Saturday, 15 November 2014

I WISH- IF ONLY



Wish and ‘If only’ are both used to talk about regrets – things that we would like to change either about the past or the present.

Talking about the present
  • If only I didn’t have so much homework I could go to the concert tonight. She has a lot of homework and she can’t go to the concert.
  • I wish you didn’t live so far away.
  • I wish I knew what to do.
When we talk about present regrets, both wish and if only are followed by the past simple tense. The past tense emphasises that we are talking about something ‘unreal’.

Talking about the past
  • I wish I’d studied harder when I was at school. He didn’t study harder when he was at school.
  • I wish I hadn’t eaten all that chocolate. I feel sick.
  • If only I’d known you were coming.
Both wish and if only are followed by the past perfect tense when we talk about past regrets.

Wish/if only and would

We use wish + would to talk about something in the present that we would like to change – usually something that we find annoying.
  • I wish you wouldn’t borrow my clothes without asking.
  • I wish it would rain. The garden really needs some water.
  • I wish you’d give up smoking. it’s really bad for you.
NB We can only use wish + would to talk about things we can’t change
CLICK HERE AND PRACTISE

CLICK HERE AND COMPLETE THE SENTENCES

I WISH- ONE DIRECTION


WHILE YOU WERE SLEEPING......

WATCH THIS VIDEO AND THEN REPORT THESE QUESTIONS AND SENTENCES TAKEN FROM THE MOVIE




CLICK HERE AND WATCH THE VIDEO

1) Will you marry me? ____________________________

2) Are you okay? _______________________________

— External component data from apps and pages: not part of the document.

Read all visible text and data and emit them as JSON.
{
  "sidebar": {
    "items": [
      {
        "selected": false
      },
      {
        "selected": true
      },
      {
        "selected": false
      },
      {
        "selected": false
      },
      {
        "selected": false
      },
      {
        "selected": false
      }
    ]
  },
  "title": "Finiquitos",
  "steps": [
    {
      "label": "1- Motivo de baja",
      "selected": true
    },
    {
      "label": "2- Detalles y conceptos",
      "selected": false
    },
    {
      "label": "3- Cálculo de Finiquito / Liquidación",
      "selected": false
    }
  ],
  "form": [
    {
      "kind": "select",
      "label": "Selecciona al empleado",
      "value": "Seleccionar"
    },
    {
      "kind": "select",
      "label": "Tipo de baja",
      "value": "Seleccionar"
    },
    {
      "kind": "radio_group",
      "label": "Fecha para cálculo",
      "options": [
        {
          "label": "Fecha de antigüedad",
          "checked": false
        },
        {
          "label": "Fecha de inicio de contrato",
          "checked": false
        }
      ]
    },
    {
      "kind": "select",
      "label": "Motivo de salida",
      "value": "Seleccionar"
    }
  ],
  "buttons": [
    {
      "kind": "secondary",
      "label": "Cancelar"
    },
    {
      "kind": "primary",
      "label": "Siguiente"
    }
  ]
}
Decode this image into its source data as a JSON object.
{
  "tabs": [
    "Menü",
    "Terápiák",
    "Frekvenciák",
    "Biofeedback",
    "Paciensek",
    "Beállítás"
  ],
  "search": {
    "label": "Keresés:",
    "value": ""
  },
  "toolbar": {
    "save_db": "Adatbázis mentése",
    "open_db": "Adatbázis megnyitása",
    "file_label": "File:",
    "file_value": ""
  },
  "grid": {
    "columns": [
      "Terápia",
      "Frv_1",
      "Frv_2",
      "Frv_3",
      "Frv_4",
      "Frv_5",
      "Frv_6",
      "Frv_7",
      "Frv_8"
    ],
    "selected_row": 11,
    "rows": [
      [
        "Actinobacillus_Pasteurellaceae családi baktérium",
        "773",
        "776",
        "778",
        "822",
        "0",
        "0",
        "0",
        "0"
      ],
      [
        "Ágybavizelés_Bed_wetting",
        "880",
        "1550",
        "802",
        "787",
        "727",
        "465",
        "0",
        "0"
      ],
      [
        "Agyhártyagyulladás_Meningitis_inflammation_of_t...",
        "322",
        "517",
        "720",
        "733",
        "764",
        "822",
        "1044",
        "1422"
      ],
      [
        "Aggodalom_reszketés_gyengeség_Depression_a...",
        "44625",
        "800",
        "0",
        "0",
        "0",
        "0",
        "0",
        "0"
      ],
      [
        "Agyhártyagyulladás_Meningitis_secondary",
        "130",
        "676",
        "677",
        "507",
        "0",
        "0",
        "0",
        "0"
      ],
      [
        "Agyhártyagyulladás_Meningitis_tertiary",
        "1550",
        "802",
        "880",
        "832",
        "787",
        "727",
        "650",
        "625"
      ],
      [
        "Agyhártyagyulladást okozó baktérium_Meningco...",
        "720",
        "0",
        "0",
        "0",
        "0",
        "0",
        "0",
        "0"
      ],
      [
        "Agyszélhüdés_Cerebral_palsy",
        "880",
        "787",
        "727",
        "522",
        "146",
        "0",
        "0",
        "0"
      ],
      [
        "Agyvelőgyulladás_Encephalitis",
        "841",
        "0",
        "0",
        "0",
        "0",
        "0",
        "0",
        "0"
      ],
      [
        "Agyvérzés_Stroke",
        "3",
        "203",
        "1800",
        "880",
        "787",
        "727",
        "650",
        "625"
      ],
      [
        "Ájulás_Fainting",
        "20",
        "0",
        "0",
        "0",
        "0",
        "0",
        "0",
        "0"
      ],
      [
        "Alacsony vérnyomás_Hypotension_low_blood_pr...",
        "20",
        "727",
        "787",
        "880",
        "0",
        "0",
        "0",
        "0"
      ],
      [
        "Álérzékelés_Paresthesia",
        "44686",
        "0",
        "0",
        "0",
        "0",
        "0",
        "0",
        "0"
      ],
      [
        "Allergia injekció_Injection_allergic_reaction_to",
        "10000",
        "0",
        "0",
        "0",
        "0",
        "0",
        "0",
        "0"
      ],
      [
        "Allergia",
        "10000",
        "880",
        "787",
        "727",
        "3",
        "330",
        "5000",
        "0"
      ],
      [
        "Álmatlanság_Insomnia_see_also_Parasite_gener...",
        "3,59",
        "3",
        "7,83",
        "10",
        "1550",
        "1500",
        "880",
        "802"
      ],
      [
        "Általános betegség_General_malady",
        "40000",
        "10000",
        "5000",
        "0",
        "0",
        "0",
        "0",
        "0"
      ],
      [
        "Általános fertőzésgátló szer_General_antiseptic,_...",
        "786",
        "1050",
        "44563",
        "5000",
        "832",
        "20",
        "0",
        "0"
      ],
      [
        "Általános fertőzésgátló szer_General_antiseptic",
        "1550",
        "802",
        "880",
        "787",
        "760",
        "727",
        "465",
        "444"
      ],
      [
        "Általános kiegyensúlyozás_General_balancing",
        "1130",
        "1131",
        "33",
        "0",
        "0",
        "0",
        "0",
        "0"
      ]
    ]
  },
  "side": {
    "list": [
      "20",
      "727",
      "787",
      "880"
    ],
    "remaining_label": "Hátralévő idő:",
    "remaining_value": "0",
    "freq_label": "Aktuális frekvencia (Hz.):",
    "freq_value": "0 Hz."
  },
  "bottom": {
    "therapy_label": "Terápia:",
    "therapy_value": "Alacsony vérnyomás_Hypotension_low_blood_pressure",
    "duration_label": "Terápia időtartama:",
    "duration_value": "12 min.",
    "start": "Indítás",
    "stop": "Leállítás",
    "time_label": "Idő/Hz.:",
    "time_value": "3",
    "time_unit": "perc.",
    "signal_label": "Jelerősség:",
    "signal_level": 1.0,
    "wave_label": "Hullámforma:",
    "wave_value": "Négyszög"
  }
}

3) There’s a train coming and it’s fast. ________________

4) Are you family? ______________________________

5) She’s his fiancee. _____________________________

6) I need to ask you a few questions. _________________

7) He is in a coma. ______________________________

8) He was pushed from the platform at the train station. ___

9) She jumped on the tracks. ______________________

10) She saved his life. _____________________________ 

REPORTED SPEECH

 You can  read some grammar about Reported Speech and then try to match these sentences 


CLICK AND MATCH

CLICK HERE AND PRACTISE SENTENCES

Tuesday, 11 November 2014

Gerund after Preposition (Verbs)

Gerund after prepositions (verbs)

We use the Gerund after prepositions.

verb + preposition
Exception: to
Here we use the phrase:
looking forward to + Gerund
Example:
I'm looking forward to seeing you soon.
We use the Gerund after the following phrases:
accuse ofThey were accused of breaking into a shop.
agree withagree with playing darts.
apologize forThey apologize for being late.
believe inShe doesn't believe in getting lost in the wood.
blame forThe reporter is blamed for writing bad stories.
complain aboutShe complains about bullying.
concentrate onDo you concentrate on reading or writing?
congratulate sb. onI wanted to congratulate you on making such a good speech.
cope withHe is not sure how to cope with getting older.
decide againstThey decided against stealing the car.
depend onSuccess may depend on becoming more patient.
dream about/ofSue dreams of being a pop star.
feel likeThey feel like going to bed.
get used toYou must get used to working long hours.
insist onThe girls insisted on going out with Mark.
look forward toI'm looking forward to seeing you soon.
prevent sb. from sth.How can I prevent Kate from working in this shop?
rely on sth.He doesn't rely on winning in the casino.
succeed inHow then can I succeed in learning chemistry?
specialize inThe firm specialized in designing websites.
stop sb. fromstopped Andrew from smoking.
talk about/ofThey often talk about travelling to New Zealand.
think ofFrank thinks of playing chess.
warn sb. againstWe warned them against using this computer.
worry aboutThe patient worries about having the check-up.